Which brings me to my love letter to Roz Chast. If you don’t read the New Yorker—and I’m not going into my mixed emotionally feelings about the New Yorker here, because it’s just too thick and layered and controversial, kind of like a hallucinogen-laced lasagna—but I read the fucker cover-to-cover weekly and Roz is like… that batty next door neighbor who you just love going over to her house because the afghan clashes wonderfully with the throw pillows and her cookies are just a little bit off but she’s always going to serve you really banging coffee and send you home with some wry story, some leftover—and stale—sponge cake and a smile in your heart.

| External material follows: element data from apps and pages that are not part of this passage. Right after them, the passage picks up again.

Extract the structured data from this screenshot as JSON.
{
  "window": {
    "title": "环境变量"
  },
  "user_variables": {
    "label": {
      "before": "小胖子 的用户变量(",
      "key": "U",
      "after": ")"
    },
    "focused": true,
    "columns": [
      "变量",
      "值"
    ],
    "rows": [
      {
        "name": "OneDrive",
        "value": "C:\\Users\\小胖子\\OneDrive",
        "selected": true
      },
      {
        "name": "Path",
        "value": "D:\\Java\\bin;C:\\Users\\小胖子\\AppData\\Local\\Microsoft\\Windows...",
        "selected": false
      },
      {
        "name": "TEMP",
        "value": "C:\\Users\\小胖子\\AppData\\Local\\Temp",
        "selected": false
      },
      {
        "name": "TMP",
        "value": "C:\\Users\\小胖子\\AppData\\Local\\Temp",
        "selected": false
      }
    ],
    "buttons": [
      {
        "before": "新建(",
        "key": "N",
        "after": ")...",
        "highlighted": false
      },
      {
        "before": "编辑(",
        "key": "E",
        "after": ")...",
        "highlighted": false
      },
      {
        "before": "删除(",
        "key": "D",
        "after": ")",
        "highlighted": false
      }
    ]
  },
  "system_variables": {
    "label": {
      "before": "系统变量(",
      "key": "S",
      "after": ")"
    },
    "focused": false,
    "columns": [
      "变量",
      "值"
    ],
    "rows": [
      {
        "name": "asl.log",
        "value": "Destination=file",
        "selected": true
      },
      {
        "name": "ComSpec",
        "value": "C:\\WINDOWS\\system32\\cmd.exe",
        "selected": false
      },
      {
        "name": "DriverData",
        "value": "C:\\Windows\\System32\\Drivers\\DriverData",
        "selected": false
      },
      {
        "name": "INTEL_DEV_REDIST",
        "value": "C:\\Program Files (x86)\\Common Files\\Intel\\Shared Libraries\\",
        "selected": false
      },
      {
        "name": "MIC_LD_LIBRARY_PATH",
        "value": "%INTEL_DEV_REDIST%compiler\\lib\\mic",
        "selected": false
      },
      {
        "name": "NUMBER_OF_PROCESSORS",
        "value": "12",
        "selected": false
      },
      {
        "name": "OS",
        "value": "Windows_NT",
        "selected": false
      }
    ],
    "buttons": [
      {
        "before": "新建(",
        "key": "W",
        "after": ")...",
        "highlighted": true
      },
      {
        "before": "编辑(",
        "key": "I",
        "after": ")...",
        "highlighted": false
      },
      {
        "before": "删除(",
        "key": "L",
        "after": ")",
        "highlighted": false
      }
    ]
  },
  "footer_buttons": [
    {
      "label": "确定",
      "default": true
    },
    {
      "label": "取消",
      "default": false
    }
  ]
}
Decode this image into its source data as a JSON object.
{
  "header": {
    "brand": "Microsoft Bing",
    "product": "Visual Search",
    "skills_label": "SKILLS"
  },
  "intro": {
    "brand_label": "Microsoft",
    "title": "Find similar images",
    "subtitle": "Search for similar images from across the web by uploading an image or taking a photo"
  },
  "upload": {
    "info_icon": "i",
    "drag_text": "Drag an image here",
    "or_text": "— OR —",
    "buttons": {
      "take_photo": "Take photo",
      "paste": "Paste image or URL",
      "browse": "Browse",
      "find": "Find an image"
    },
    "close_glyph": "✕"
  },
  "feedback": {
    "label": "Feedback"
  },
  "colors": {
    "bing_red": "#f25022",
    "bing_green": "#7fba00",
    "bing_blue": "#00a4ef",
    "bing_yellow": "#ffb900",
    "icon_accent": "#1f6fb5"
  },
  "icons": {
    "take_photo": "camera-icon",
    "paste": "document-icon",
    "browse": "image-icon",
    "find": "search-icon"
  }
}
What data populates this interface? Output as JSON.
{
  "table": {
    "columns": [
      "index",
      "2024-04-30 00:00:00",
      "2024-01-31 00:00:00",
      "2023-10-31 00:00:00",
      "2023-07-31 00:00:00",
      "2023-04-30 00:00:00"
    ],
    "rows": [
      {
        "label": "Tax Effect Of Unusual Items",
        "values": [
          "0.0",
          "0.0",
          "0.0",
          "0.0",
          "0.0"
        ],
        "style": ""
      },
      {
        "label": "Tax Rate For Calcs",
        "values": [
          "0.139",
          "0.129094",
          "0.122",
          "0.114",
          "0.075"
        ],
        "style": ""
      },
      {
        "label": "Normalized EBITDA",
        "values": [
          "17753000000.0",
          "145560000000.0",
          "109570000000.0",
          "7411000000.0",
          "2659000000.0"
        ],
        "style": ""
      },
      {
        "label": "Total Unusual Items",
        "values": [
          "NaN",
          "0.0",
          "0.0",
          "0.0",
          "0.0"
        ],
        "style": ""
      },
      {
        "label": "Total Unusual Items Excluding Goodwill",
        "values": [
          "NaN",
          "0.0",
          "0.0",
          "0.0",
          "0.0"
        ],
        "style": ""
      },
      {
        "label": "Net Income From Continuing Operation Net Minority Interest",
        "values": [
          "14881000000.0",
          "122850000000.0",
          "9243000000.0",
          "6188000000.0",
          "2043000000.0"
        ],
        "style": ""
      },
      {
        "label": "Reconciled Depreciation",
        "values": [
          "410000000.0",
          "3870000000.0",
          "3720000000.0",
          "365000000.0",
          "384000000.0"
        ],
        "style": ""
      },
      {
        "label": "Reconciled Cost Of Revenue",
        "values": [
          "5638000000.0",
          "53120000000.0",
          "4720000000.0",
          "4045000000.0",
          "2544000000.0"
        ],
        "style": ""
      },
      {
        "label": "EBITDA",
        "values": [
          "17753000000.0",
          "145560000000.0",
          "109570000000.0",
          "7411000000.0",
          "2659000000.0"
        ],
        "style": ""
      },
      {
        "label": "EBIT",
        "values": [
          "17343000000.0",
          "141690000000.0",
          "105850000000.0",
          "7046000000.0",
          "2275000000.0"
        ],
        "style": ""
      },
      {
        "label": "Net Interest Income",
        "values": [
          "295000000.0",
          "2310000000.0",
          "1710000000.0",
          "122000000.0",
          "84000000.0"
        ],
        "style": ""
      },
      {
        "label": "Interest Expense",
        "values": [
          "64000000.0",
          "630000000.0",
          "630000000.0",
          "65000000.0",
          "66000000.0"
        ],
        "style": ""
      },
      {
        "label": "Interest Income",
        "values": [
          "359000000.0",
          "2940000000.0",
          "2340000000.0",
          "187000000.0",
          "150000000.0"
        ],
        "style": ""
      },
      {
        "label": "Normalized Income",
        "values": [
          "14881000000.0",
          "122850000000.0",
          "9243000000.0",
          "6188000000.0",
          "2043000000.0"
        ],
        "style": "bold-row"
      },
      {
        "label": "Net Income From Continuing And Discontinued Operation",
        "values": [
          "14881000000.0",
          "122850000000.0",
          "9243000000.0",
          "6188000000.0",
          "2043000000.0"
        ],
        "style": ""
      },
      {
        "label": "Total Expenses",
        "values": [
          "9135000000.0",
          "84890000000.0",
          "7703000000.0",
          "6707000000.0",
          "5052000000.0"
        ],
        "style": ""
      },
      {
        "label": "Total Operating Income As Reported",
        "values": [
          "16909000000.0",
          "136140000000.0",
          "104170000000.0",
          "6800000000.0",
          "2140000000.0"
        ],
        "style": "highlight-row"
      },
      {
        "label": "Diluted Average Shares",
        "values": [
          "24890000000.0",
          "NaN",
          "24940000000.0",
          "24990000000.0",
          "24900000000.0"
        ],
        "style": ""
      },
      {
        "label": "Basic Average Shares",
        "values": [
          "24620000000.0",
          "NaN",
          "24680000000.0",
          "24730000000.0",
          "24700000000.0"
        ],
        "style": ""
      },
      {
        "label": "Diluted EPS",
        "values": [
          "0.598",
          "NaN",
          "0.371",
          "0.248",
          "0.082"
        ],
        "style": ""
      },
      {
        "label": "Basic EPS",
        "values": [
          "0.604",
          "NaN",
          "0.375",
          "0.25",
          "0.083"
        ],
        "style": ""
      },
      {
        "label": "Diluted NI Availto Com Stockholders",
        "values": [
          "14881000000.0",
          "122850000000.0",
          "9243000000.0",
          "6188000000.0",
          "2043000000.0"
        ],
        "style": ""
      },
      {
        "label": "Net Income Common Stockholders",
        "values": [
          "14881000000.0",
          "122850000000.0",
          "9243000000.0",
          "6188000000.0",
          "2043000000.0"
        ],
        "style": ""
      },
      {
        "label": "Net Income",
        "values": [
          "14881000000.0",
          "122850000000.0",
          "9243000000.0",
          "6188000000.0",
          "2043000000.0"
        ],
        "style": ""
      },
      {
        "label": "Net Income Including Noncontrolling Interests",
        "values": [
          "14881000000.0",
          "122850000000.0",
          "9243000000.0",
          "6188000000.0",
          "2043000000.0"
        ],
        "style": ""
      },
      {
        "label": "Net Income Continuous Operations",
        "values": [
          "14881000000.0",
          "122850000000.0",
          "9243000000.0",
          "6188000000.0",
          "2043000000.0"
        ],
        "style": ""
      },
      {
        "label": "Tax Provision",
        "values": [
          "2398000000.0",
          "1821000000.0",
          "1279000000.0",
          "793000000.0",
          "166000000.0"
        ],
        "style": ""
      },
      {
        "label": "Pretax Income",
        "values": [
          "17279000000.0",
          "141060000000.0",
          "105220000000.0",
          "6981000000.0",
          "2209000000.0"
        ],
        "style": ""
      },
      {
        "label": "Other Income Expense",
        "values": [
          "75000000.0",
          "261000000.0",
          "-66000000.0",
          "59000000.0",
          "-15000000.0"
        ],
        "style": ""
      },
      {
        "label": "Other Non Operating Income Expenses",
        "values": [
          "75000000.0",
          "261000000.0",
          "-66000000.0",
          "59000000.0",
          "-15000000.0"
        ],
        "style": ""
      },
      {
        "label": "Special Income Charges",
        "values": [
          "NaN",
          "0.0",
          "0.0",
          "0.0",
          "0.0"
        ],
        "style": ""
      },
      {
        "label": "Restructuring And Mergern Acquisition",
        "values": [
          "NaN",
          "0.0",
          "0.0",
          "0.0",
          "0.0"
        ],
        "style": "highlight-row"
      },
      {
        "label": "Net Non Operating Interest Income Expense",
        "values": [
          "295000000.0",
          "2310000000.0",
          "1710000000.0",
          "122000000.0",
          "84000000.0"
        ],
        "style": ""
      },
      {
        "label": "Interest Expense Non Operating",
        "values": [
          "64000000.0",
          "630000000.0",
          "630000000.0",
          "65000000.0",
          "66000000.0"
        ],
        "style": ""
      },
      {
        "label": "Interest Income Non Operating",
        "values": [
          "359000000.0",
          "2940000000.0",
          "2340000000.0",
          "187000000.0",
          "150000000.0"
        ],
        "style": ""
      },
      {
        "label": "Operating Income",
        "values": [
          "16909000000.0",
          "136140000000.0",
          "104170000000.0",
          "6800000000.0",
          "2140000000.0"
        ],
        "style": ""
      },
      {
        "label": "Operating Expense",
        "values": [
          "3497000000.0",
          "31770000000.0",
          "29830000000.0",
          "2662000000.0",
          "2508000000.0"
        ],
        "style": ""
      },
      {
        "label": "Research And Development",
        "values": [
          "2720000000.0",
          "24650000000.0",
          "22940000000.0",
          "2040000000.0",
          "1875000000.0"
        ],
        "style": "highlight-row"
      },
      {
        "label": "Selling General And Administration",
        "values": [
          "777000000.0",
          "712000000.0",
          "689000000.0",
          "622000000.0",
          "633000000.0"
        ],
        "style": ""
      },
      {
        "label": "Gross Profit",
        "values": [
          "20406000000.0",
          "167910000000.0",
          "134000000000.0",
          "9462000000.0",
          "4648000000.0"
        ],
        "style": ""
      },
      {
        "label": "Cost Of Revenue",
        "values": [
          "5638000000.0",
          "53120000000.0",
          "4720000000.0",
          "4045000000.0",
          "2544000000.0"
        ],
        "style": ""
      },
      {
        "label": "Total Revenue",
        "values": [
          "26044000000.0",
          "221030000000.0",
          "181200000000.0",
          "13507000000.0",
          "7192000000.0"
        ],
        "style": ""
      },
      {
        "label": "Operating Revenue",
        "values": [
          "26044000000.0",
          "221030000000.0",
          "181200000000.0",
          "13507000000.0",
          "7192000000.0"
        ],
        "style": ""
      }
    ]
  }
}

What I didn’t know is Roz is, like, totally hot! I mean, she’s got a wicked little body on her! I know, it’s off-putting. And seems unfair considering she’s so charming, gracious, and hilarious, on and off the page.
Telling us how she got started, she explained that she always liked to draw as a kid, but no matter how she tried to draw seriously, her drawings always came out funny. “I could not draw a serious horse.” It didn’t hurt that she was reading Mad magazine (a GIRL who reads MAD? [Crush.]) She did look at the New Yorker occasionally, but as a kid she didn’t really get the comics, because “I didn’t have a much experience with cocktail parties and boardrooms.” Her charm really came through describing the anxiety of trying to make it as a cartoonist, and the feeling that surely, she must be the only one who has a problem with it. (I’ve been following enough cartoonists on Twitter that it’s pretty obvious—they’re an anxious, never-gonna-have-a-good-idea-again lot.) “I don’t call up other cartoonists and say, ‘Do you feel like crap today?’”
Roz was promoting her new book, “What I Hate. From A to Z,” inspired by the alphabet game she uses for insomnia and just a general, rambling mental exploration into things that, as she says, “Really bother me a lot.” Like the shape of hammerhead shark’s head. Even as a kid, she just looked at that and thought “That is not happening. Nothing should look like that.” Hence this terrific little book, which includes her hatred of the color yellow. She started to explain that it had something to do with a certain shade of yellow, but interrupted herself to say “there are a lot of shades of yellow that bother me.”
This inspired an audience member to ask, since it clearly isn’t yellow, “What color is your kitchen?”